**Required work:**
Make the copy match the entries below exactly, with no pictures carried over.

[Collected data]

-------

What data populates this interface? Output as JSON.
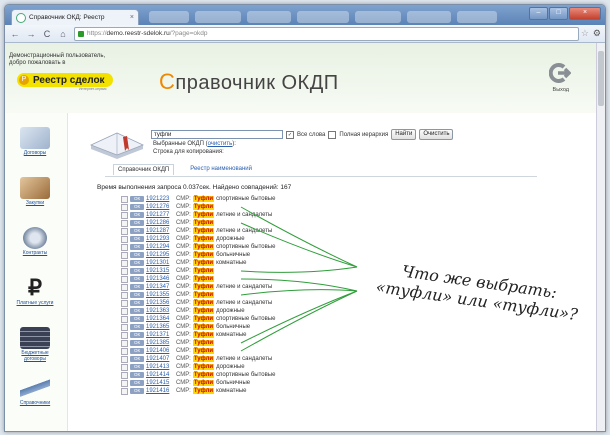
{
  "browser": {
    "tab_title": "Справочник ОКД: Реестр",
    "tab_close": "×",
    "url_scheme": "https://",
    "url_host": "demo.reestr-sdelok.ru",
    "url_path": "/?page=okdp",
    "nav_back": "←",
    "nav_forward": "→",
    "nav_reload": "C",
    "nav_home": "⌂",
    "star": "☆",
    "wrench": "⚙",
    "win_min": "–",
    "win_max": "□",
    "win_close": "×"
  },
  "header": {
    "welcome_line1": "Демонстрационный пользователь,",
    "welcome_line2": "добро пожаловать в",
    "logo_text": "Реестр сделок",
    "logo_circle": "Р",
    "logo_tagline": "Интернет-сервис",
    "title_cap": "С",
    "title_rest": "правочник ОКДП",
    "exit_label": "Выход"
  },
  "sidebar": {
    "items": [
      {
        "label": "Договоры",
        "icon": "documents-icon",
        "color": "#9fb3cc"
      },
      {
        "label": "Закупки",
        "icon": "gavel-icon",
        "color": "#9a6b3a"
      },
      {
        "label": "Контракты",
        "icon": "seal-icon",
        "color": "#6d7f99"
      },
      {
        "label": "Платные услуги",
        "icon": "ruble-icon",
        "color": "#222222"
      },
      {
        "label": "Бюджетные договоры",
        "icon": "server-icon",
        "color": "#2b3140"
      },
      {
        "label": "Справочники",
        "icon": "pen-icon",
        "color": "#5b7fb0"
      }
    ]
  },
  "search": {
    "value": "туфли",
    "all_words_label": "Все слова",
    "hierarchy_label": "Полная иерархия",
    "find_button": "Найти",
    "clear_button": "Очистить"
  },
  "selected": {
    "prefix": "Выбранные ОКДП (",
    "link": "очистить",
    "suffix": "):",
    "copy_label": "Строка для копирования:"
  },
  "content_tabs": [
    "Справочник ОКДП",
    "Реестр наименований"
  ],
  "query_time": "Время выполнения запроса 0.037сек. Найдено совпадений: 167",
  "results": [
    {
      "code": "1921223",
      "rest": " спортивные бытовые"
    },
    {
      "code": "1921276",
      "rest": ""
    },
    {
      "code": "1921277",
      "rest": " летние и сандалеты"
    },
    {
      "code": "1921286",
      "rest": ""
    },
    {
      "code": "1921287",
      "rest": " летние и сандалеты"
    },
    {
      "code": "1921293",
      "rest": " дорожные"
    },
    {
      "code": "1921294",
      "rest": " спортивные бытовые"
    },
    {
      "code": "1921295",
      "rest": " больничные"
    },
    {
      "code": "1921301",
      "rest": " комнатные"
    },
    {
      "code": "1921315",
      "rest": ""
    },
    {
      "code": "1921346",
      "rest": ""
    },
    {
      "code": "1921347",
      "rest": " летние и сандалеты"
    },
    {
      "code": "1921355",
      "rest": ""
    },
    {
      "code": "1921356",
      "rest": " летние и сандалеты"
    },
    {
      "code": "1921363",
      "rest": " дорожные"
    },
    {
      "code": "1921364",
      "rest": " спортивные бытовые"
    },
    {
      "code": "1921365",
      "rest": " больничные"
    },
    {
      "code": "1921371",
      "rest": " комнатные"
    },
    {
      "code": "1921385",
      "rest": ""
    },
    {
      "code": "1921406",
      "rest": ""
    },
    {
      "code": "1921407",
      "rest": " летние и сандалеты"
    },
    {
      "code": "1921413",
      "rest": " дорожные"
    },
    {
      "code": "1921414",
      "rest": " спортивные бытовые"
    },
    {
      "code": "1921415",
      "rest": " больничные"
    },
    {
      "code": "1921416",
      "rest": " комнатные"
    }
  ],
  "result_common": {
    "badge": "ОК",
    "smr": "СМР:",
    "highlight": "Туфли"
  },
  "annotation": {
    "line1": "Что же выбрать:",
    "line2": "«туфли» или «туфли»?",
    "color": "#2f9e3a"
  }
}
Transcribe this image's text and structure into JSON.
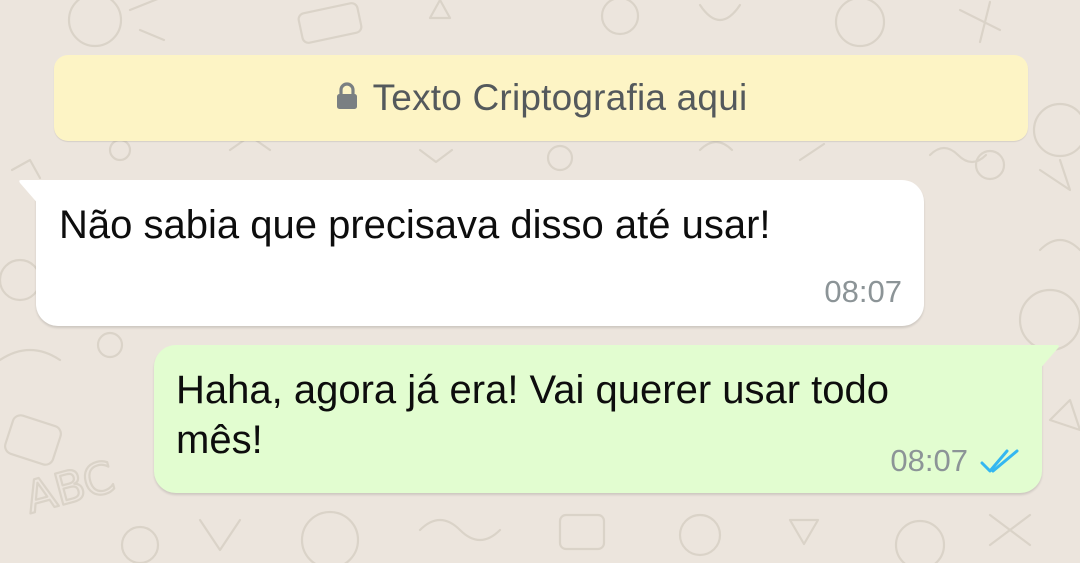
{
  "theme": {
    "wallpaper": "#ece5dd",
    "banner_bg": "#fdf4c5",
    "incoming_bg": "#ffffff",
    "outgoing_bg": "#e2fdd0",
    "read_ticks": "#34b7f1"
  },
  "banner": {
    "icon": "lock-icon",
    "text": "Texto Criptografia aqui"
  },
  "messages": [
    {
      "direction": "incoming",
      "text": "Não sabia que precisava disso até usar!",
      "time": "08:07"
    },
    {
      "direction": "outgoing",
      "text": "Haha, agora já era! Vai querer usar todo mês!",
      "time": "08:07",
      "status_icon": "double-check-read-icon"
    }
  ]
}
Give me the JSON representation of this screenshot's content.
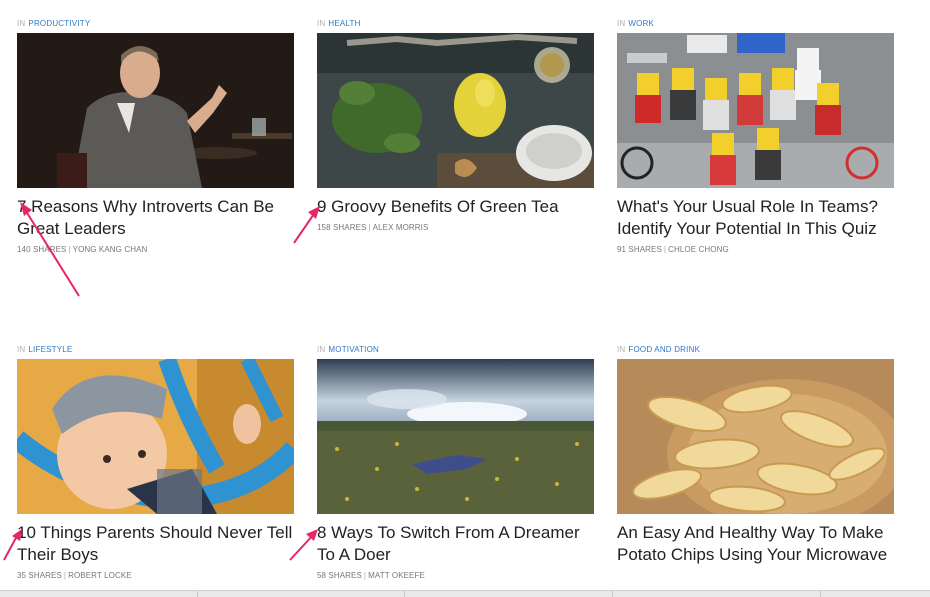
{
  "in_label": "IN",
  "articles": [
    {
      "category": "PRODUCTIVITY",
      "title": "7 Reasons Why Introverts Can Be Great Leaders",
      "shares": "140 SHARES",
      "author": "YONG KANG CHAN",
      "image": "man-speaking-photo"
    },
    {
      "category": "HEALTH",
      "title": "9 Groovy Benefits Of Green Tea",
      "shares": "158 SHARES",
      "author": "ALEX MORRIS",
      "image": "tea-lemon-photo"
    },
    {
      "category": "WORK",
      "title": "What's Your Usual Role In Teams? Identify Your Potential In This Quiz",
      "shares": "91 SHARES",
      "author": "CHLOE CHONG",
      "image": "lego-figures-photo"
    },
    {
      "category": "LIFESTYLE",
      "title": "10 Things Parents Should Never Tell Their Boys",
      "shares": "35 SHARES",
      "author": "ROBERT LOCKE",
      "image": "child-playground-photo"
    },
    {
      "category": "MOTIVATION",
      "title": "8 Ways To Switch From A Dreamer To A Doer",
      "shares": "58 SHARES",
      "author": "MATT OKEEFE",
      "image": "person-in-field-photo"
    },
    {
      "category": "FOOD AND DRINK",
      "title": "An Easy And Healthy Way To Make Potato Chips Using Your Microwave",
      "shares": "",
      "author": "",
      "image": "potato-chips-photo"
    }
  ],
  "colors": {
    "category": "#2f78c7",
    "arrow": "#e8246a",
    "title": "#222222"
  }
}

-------

**Reply to the task:**
What data populates this interface? Output as JSON.
{
  "browser": {
    "tab_title": "Справочник ОКД: Реестр",
    "tab_close": "×",
    "url_scheme": "https://",
    "url_host": "demo.reestr-sdelok.ru",
    "url_path": "/?page=okdp",
    "nav_back": "←",
    "nav_forward": "→",
    "nav_reload": "C",
    "nav_home": "⌂",
    "star": "☆",
    "wrench": "⚙",
    "win_min": "–",
    "win_max": "□",
    "win_close": "×"
  },
  "header": {
    "welcome_line1": "Демонстрационный пользователь,",
    "welcome_line2": "добро пожаловать в",
    "logo_text": "Реестр сделок",
    "logo_circle": "Р",
    "logo_tagline": "Интернет-сервис",
    "title_cap": "С",
    "title_rest": "правочник ОКДП",
    "exit_label": "Выход"
  },
  "sidebar": {
    "items": [
      {
        "label": "Договоры",
        "icon": "documents-icon",
        "color": "#9fb3cc"
      },
      {
        "label": "Закупки",
        "icon": "gavel-icon",
        "color": "#9a6b3a"
      },
      {
        "label": "Контракты",
        "icon": "seal-icon",
        "color": "#6d7f99"
      },
      {
        "label": "Платные услуги",
        "icon": "ruble-icon",
        "color": "#222222"
      },
      {
        "label": "Бюджетные договоры",
        "icon": "server-icon",
        "color": "#2b3140"
      },
      {
        "label": "Справочники",
        "icon": "pen-icon",
        "color": "#5b7fb0"
      }
    ]
  },
  "search": {
    "value": "туфли",
    "all_words_label": "Все слова",
    "hierarchy_label": "Полная иерархия",
    "find_button": "Найти",
    "clear_button": "Очистить"
  },
  "selected": {
    "prefix": "Выбранные ОКДП (",
    "link": "очистить",
    "suffix": "):",
    "copy_label": "Строка для копирования:"
  },
  "content_tabs": [
    "Справочник ОКДП",
    "Реестр наименований"
  ],
  "query_time": "Время выполнения запроса 0.037сек. Найдено совпадений: 167",
  "results": [
    {
      "code": "1921223",
      "rest": " спортивные бытовые"
    },
    {
      "code": "1921276",
      "rest": ""
    },
    {
      "code": "1921277",
      "rest": " летние и сандалеты"
    },
    {
      "code": "1921286",
      "rest": ""
    },
    {
      "code": "1921287",
      "rest": " летние и сандалеты"
    },
    {
      "code": "1921293",
      "rest": " дорожные"
    },
    {
      "code": "1921294",
      "rest": " спортивные бытовые"
    },
    {
      "code": "1921295",
      "rest": " больничные"
    },
    {
      "code": "1921301",
      "rest": " комнатные"
    },
    {
      "code": "1921315",
      "rest": ""
    },
    {
      "code": "1921346",
      "rest": ""
    },
    {
      "code": "1921347",
      "rest": " летние и сандалеты"
    },
    {
      "code": "1921355",
      "rest": ""
    },
    {
      "code": "1921356",
      "rest": " летние и сандалеты"
    },
    {
      "code": "1921363",
      "rest": " дорожные"
    },
    {
      "code": "1921364",
      "rest": " спортивные бытовые"
    },
    {
      "code": "1921365",
      "rest": " больничные"
    },
    {
      "code": "1921371",
      "rest": " комнатные"
    },
    {
      "code": "1921385",
      "rest": ""
    },
    {
      "code": "1921406",
      "rest": ""
    },
    {
      "code": "1921407",
      "rest": " летние и сандалеты"
    },
    {
      "code": "1921413",
      "rest": " дорожные"
    },
    {
      "code": "1921414",
      "rest": " спортивные бытовые"
    },
    {
      "code": "1921415",
      "rest": " больничные"
    },
    {
      "code": "1921416",
      "rest": " комнатные"
    }
  ],
  "result_common": {
    "badge": "ОК",
    "smr": "СМР:",
    "highlight": "Туфли"
  },
  "annotation": {
    "line1": "Что же выбрать:",
    "line2": "«туфли» или «туфли»?",
    "color": "#2f9e3a"
  }
}
Transcribe this image's text and structure into JSON.
{
  "theme": {
    "wallpaper": "#ece5dd",
    "banner_bg": "#fdf4c5",
    "incoming_bg": "#ffffff",
    "outgoing_bg": "#e2fdd0",
    "read_ticks": "#34b7f1"
  },
  "banner": {
    "icon": "lock-icon",
    "text": "Texto Criptografia aqui"
  },
  "messages": [
    {
      "direction": "incoming",
      "text": "Não sabia que precisava disso até usar!",
      "time": "08:07"
    },
    {
      "direction": "outgoing",
      "text": "Haha, agora já era! Vai querer usar todo mês!",
      "time": "08:07",
      "status_icon": "double-check-read-icon"
    }
  ]
}
Give me the JSON representation of this screenshot's content.
{
  "in_label": "IN",
  "articles": [
    {
      "category": "PRODUCTIVITY",
      "title": "7 Reasons Why Introverts Can Be Great Leaders",
      "shares": "140 SHARES",
      "author": "YONG KANG CHAN",
      "image": "man-speaking-photo"
    },
    {
      "category": "HEALTH",
      "title": "9 Groovy Benefits Of Green Tea",
      "shares": "158 SHARES",
      "author": "ALEX MORRIS",
      "image": "tea-lemon-photo"
    },
    {
      "category": "WORK",
      "title": "What's Your Usual Role In Teams? Identify Your Potential In This Quiz",
      "shares": "91 SHARES",
      "author": "CHLOE CHONG",
      "image": "lego-figures-photo"
    },
    {
      "category": "LIFESTYLE",
      "title": "10 Things Parents Should Never Tell Their Boys",
      "shares": "35 SHARES",
      "author": "ROBERT LOCKE",
      "image": "child-playground-photo"
    },
    {
      "category": "MOTIVATION",
      "title": "8 Ways To Switch From A Dreamer To A Doer",
      "shares": "58 SHARES",
      "author": "MATT OKEEFE",
      "image": "person-in-field-photo"
    },
    {
      "category": "FOOD AND DRINK",
      "title": "An Easy And Healthy Way To Make Potato Chips Using Your Microwave",
      "shares": "",
      "author": "",
      "image": "potato-chips-photo"
    }
  ],
  "colors": {
    "category": "#2f78c7",
    "arrow": "#e8246a",
    "title": "#222222"
  }
}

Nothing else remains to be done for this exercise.